Using $19.5 million already in reserves, Schaumburg Township Elementary District 54 officials will consolidate their preschool sites into one Early Childhood Center and expand the administration building next door.
Refurbishment and an addition will be made for early childhood classes to begin in August at what is now the Rauch Center for Instruction and Technology, 520 E. Schaumburg Road, next to the district's administrative building
The Rauch Center originally was built as Schaumburg School, the district's second-oldest school, and will be resuming its role as classroom space, district spokeswoman Terri McHugh said.
The administrators being displaced by the project will be moved to an expansion of the Rafferty Administration Center on the same campus.

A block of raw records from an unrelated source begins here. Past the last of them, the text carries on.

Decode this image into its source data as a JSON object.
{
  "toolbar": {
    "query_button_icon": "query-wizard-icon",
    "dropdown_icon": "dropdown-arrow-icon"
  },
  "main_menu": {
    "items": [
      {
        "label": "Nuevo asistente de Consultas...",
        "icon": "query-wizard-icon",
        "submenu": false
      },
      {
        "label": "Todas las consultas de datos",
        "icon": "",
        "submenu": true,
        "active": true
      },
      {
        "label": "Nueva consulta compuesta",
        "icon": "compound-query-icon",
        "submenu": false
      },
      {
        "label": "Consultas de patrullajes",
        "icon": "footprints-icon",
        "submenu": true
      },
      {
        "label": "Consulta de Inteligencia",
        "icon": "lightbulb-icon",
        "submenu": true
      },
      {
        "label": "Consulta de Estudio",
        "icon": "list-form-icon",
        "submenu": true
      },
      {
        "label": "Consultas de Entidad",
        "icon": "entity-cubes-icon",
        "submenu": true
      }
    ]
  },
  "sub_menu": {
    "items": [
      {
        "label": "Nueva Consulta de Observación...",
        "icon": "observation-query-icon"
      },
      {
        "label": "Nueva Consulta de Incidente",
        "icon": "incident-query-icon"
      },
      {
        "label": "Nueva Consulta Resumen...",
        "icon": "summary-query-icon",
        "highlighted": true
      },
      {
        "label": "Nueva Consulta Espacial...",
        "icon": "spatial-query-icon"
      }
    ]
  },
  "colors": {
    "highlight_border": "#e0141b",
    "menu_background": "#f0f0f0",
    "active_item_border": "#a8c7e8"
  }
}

This should make the interaction between administrators on the campus more efficient, school board Vice President Charlotte Kegarise said.
District 54 currently has three types of early childhood programs housed at several of its 27 schools: Early Childhood Special Education, Preschool For All -- Pre-K At-Risk, and Parent-Paid Preschool.
The new Early Childhood Center will house the first two programs, while Parent-Paid Preschool will be discontinued, McHugh said.
While intended to be self-funded, Parent-Paid Preschool never truly was because it was underused, McHugh said. Meanwhile, waiting lists existed for the other two programs aimed at narrowing the gap between special ed and at-risk students and their peers progressing at a more typical rate.
Among the at-risk factors identified for students are speech/communication, social-emotional development or such family environmental factors as low income, homelessness and not speaking English.
Kegarise said she considers money on these programs and the Early Childhood Center well-spent because it can help lower additional costs for some students later.
"They can start kindergarten with their peers and not be falling behind already," Kegarise said.
The new center will be able to serve more than 860 kids, eliminating the current waiting lists, she said.
The district is recommended to keep six months of operational expenses in its reserves but currently has nine months' worth. Even after the cost of the Early Childhood Center and administration building expansion, the district will have 7½ months of reserves, Kegarise said.